▶ Exercise details
The listing below is to be reproduced in full, exactly as given.

▶ Dataset content

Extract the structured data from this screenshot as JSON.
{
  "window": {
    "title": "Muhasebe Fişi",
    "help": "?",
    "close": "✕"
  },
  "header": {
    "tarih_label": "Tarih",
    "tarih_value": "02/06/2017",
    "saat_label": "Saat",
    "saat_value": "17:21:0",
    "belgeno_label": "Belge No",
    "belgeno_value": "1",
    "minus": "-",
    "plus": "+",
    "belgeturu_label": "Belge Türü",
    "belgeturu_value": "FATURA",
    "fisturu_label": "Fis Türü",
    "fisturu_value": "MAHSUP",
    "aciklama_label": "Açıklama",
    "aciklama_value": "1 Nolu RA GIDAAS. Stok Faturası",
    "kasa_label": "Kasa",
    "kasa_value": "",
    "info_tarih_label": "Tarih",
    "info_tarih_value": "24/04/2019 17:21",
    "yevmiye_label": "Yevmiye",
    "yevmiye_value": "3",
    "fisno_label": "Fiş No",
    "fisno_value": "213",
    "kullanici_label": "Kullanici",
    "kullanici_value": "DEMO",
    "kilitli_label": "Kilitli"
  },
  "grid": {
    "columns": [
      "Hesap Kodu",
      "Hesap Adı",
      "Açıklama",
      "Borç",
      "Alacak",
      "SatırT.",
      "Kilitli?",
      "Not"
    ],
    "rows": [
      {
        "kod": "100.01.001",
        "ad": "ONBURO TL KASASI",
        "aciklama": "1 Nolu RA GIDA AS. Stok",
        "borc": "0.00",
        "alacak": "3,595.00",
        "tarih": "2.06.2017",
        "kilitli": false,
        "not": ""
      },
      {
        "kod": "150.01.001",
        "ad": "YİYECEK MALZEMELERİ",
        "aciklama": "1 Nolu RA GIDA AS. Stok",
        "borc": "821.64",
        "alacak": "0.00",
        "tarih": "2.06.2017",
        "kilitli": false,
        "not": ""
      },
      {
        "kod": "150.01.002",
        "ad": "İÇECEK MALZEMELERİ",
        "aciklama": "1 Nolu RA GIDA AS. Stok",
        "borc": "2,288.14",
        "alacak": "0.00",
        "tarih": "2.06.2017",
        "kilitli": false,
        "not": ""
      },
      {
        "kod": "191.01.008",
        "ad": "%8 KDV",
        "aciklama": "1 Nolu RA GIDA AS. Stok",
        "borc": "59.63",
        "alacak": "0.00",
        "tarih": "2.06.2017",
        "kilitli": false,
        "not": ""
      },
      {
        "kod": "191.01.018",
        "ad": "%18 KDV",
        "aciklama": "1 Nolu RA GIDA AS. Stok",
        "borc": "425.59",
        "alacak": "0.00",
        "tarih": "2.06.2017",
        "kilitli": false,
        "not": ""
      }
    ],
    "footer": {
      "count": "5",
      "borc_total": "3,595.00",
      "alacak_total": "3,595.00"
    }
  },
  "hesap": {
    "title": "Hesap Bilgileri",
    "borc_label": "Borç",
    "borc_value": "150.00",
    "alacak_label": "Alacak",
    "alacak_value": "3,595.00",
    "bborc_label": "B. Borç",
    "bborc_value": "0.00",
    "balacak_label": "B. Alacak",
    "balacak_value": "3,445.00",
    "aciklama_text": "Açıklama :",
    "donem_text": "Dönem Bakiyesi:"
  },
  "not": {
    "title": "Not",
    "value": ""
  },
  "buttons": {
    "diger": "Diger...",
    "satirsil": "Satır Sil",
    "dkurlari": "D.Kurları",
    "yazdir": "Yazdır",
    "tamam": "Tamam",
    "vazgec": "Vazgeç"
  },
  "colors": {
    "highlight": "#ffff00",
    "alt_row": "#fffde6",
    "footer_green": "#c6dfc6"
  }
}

▶ Answer to this task
Extract the structured data from this screenshot as JSON.
{
  "window": {
    "title": "Muhasebe Fişi",
    "help": "?",
    "close": "✕"
  },
  "header": {
    "tarih_label": "Tarih",
    "tarih_value": "02/06/2017",
    "saat_label": "Saat",
    "saat_value": "17:21:0",
    "belgeno_label": "Belge No",
    "belgeno_value": "1",
    "minus": "-",
    "plus": "+",
    "belgeturu_label": "Belge Türü",
    "belgeturu_value": "FATURA",
    "fisturu_label": "Fis Türü",
    "fisturu_value": "MAHSUP",
    "aciklama_label": "Açıklama",
    "aciklama_value": "1 Nolu RA GIDAAS. Stok Faturası",
    "kasa_label": "Kasa",
    "kasa_value": "",
    "info_tarih_label": "Tarih",
    "info_tarih_value": "24/04/2019 17:21",
    "yevmiye_label": "Yevmiye",
    "yevmiye_value": "3",
    "fisno_label": "Fiş No",
    "fisno_value": "213",
    "kullanici_label": "Kullanici",
    "kullanici_value": "DEMO",
    "kilitli_label": "Kilitli"
  },
  "grid": {
    "columns": [
      "Hesap Kodu",
      "Hesap Adı",
      "Açıklama",
      "Borç",
      "Alacak",
      "SatırT.",
      "Kilitli?",
      "Not"
    ],
    "rows": [
      {
        "kod": "100.01.001",
        "ad": "ONBURO TL KASASI",
        "aciklama": "1 Nolu RA GIDA AS. Stok",
        "borc": "0.00",
        "alacak": "3,595.00",
        "tarih": "2.06.2017",
        "kilitli": false,
        "not": ""
      },
      {
        "kod": "150.01.001",
        "ad": "YİYECEK MALZEMELERİ",
        "aciklama": "1 Nolu RA GIDA AS. Stok",
        "borc": "821.64",
        "alacak": "0.00",
        "tarih": "2.06.2017",
        "kilitli": false,
        "not": ""
      },
      {
        "kod": "150.01.002",
        "ad": "İÇECEK MALZEMELERİ",
        "aciklama": "1 Nolu RA GIDA AS. Stok",
        "borc": "2,288.14",
        "alacak": "0.00",
        "tarih": "2.06.2017",
        "kilitli": false,
        "not": ""
      },
      {
        "kod": "191.01.008",
        "ad": "%8 KDV",
        "aciklama": "1 Nolu RA GIDA AS. Stok",
        "borc": "59.63",
        "alacak": "0.00",
        "tarih": "2.06.2017",
        "kilitli": false,
        "not": ""
      },
      {
        "kod": "191.01.018",
        "ad": "%18 KDV",
        "aciklama": "1 Nolu RA GIDA AS. Stok",
        "borc": "425.59",
        "alacak": "0.00",
        "tarih": "2.06.2017",
        "kilitli": false,
        "not": ""
      }
    ],
    "footer": {
      "count": "5",
      "borc_total": "3,595.00",
      "alacak_total": "3,595.00"
    }
  },
  "hesap": {
    "title": "Hesap Bilgileri",
    "borc_label": "Borç",
    "borc_value": "150.00",
    "alacak_label": "Alacak",
    "alacak_value": "3,595.00",
    "bborc_label": "B. Borç",
    "bborc_value": "0.00",
    "balacak_label": "B. Alacak",
    "balacak_value": "3,445.00",
    "aciklama_text": "Açıklama :",
    "donem_text": "Dönem Bakiyesi:"
  },
  "not": {
    "title": "Not",
    "value": ""
  },
  "buttons": {
    "diger": "Diger...",
    "satirsil": "Satır Sil",
    "dkurlari": "D.Kurları",
    "yazdir": "Yazdır",
    "tamam": "Tamam",
    "vazgec": "Vazgeç"
  },
  "colors": {
    "highlight": "#ffff00",
    "alt_row": "#fffde6",
    "footer_green": "#c6dfc6"
  }
}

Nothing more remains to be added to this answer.